Nestled on the western shores of Negros Island in the Philippines, Bacolod City stands as a testament to the rich tapestry of history that weaves through the region. Amidst the hustle and bustle of modern life, the ruins of Talisay silently guard Bacolod’s past, whispering stories of a bygone era. The ruins, with their moss-covered stones and weathered facades, stand as silent witnesses to the passage of time. Once the sprawling mansion of the Lacson family, these remnants transport visitors back to the late 19th century when sugar was king and fortunes were built on the backs of sugarcane plantations. The mansion, now a haunting skeleton of its former self, echoes the grandeur of a time when Negros was at the zenith of its economic prosperity. Constructed in the Italianate architectural style, the mansion was more than just a residence; it was a symbol of affluence and influence.
As one explores the ruins, the faded elegance of the past comes alive—the grand staircase that once echoed with the laughter of family gatherings, the ornate columns that stood witness to the comings and goings of generations. The walls, now adorned with ivy and memories, seem to resonate with the whispers of yesteryears. The Lacson Mansion or what remains of it is a poignant reminder of the challenges that have shaped Bacolod’s trajectory. Amidst the opulence of the past, there lies the imprint of struggles and revolutions.
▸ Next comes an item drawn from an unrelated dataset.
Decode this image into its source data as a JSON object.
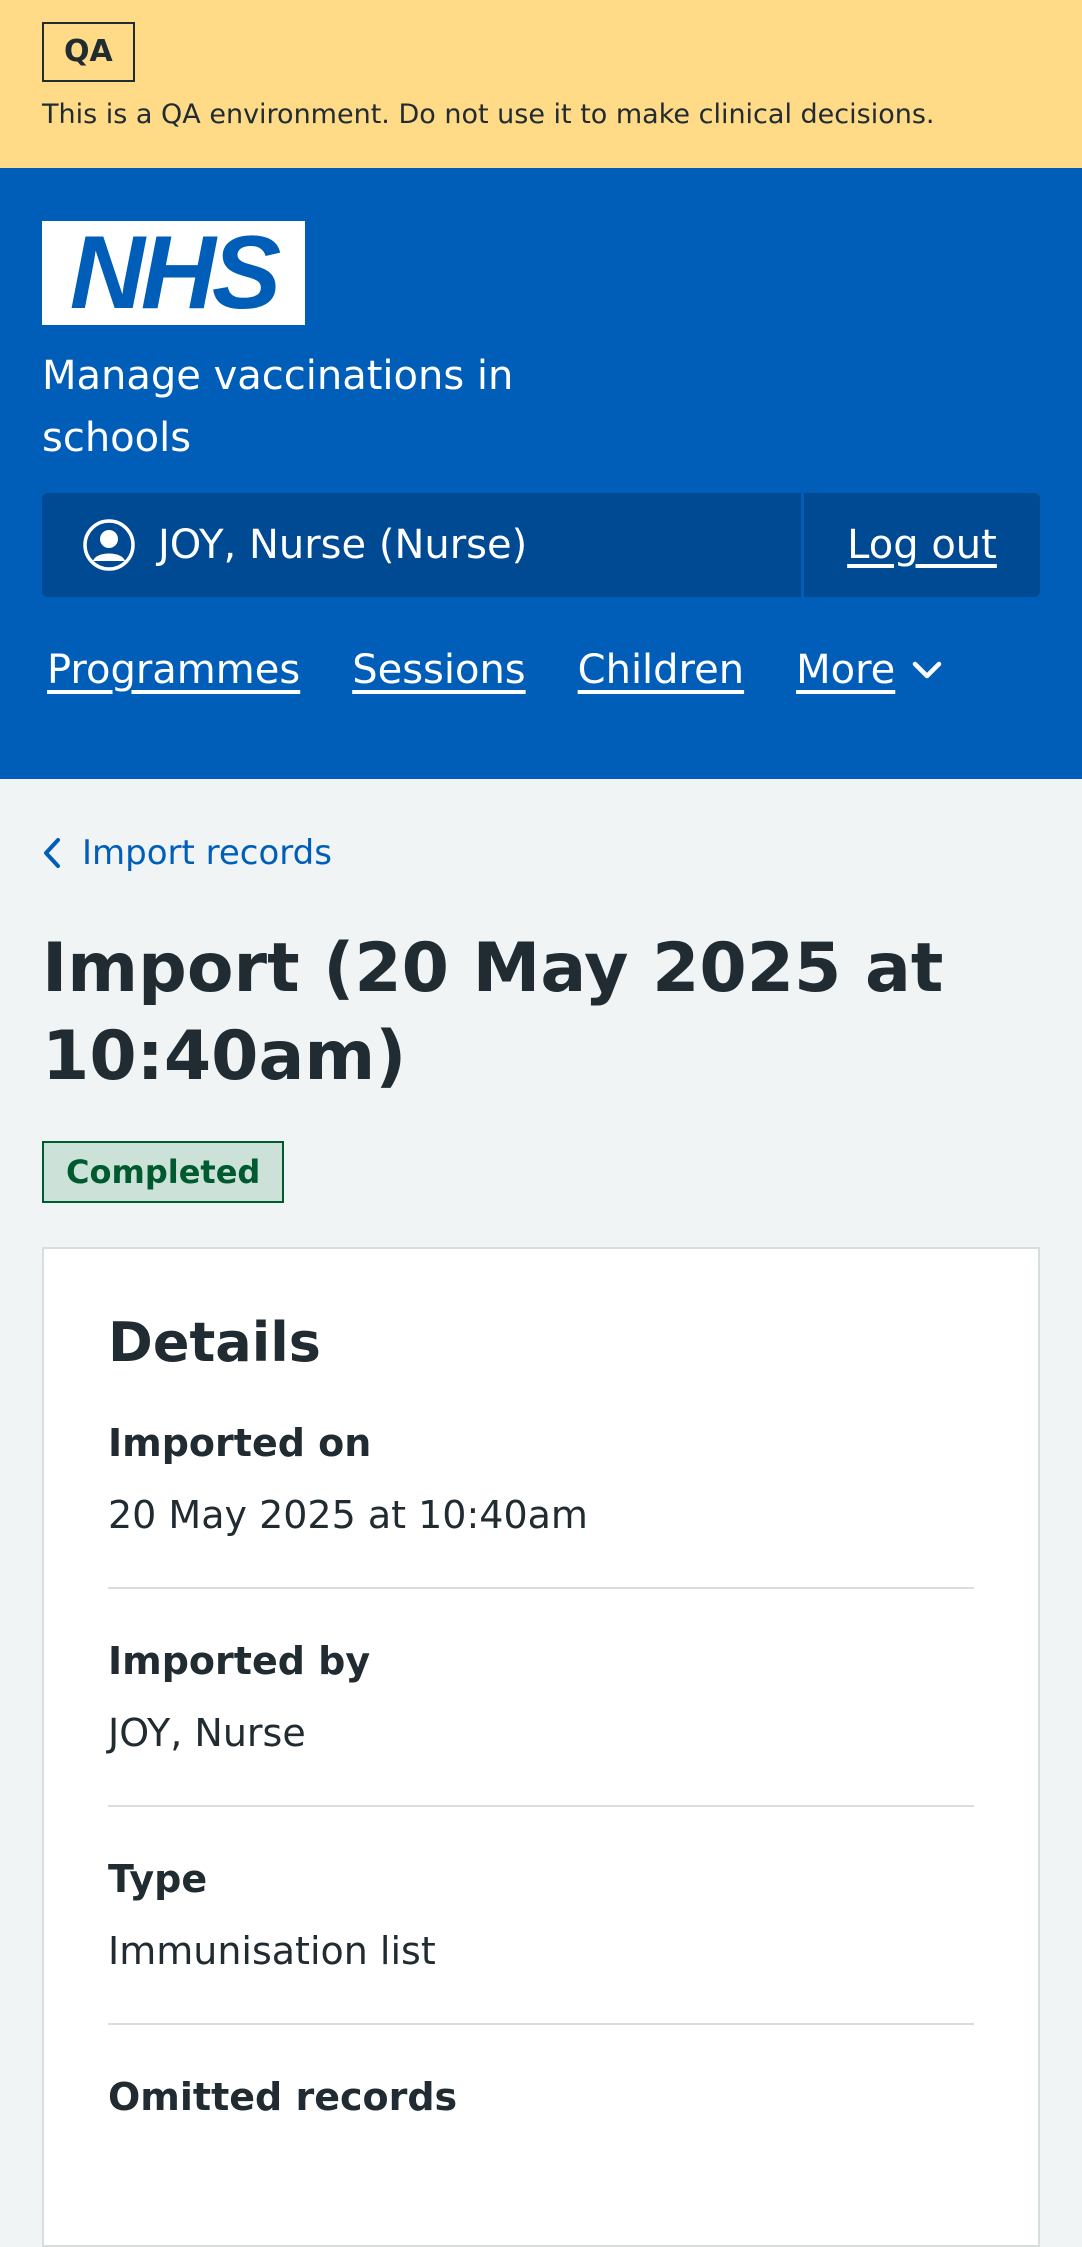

The mansion, like Bacolod itself, weathered the storms of history—the Philippine Revolution, the American colonial period and the Japanese occupation during World War II. It stands as a silent witness to the resilience of the people and the indomitable spirit that refused to be subdued.
As the sun sets behind the ruins, casting long shadows that dance across the stones, one can almost feel the heartbeat of a city that has evolved but not forgotten. The ruins are not just architectural remnants; they are guardians of Bacolod’s collective memory. They beckon visitors to contemplate the narratives etched into their walls—the tales of love, loss, triumph and endurance. Today, the ruins of Talisay are not merely relics frozen in time; they are a living testament to the intrinsic connection between past and present. Bacolod’s history is not confined to textbooks; it is etched in stone, woven into the very fabric of the city. The ruins, with their silent eloquence, bridge the temporal gap, inviting us to reflect on the journey that has brought Bacolod to the present moment—a city shaped by the echoes of its own history. In their quiet majesty, the ruins of Talisay guard not only the memory of a bygone era but also the soul of Bacolod itself.